**Data for review**.
--- START ---

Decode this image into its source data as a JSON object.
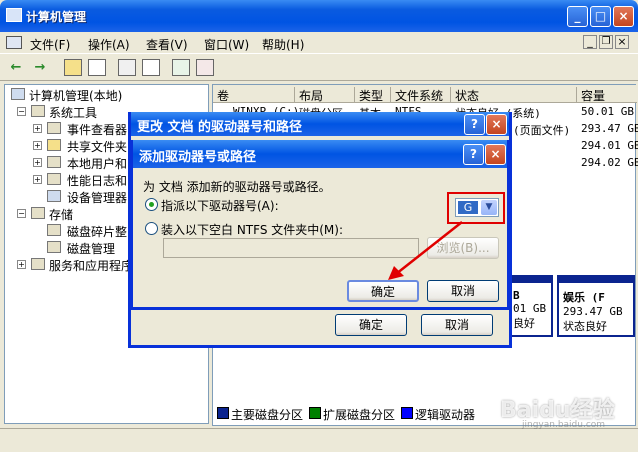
{
  "window": {
    "title": "计算机管理",
    "min": "_",
    "max": "□",
    "close": "×"
  },
  "menu": [
    "文件(F)",
    "操作(A)",
    "查看(V)",
    "窗口(W)",
    "帮助(H)"
  ],
  "menu_right": {
    "min": "_",
    "restore": "❐",
    "close": "×"
  },
  "toolbar": {
    "back": "←",
    "forward": "→"
  },
  "tree": {
    "root": "计算机管理(本地)",
    "system_tools": "系统工具",
    "event_viewer": "事件查看器",
    "shared_folders": "共享文件夹",
    "local_users": "本地用户和",
    "perf_logs": "性能日志和",
    "device_manager": "设备管理器",
    "storage": "存储",
    "defrag": "磁盘碎片整",
    "disk_mgmt": "磁盘管理",
    "services": "服务和应用程序"
  },
  "columns": [
    "卷",
    "布局",
    "类型",
    "文件系统",
    "状态",
    "容量"
  ],
  "rows": [
    {
      "vol": "WINXP (C:)",
      "layout": "磁盘分区",
      "type": "基本",
      "fs": "NTFS",
      "status": "状态良好 (系统)",
      "size": "50.01 GB"
    },
    {
      "vol": "",
      "layout": "",
      "type": "",
      "fs": "",
      "status": "(页面文件)",
      "size": "293.47 GB"
    },
    {
      "vol": "",
      "layout": "",
      "type": "",
      "fs": "",
      "status": "",
      "size": "294.01 GB"
    },
    {
      "vol": "",
      "layout": "",
      "type": "",
      "fs": "",
      "status": "",
      "size": "294.02 GB"
    }
  ],
  "disk_panel": {
    "part1_line1": "B",
    "part1_line2": "01 GB",
    "part1_line3": "良好",
    "part2_name": "娱乐 (F",
    "part2_size": "293.47 GB",
    "part2_status": "状态良好"
  },
  "legend": [
    "主要磁盘分区",
    "扩展磁盘分区",
    "逻辑驱动器"
  ],
  "legend_colors": {
    "primary": "#0B248F",
    "extended": "#008000",
    "logical": "#0000FF"
  },
  "outer_dialog": {
    "title": "更改 文档 的驱动器号和路径",
    "ok": "确定",
    "cancel": "取消",
    "help": "?",
    "close": "×"
  },
  "inner_dialog": {
    "title": "添加驱动器号或路径",
    "help": "?",
    "close": "×",
    "description": "为 文档 添加新的驱动器号或路径。",
    "option_letter": "指派以下驱动器号(A):",
    "option_folder": "装入以下空白 NTFS 文件夹中(M):",
    "drive_letter": "G",
    "browse": "浏览(B)...",
    "ok": "确定",
    "cancel": "取消"
  },
  "watermark": "Baidu经验",
  "watermark_url": "jingyan.baidu.com"
}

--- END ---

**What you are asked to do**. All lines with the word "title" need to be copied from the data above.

**Response**.
    "title": "计算机管理",
    "title": "更改 文档 的驱动器号和路径",
    "title": "添加驱动器号或路径",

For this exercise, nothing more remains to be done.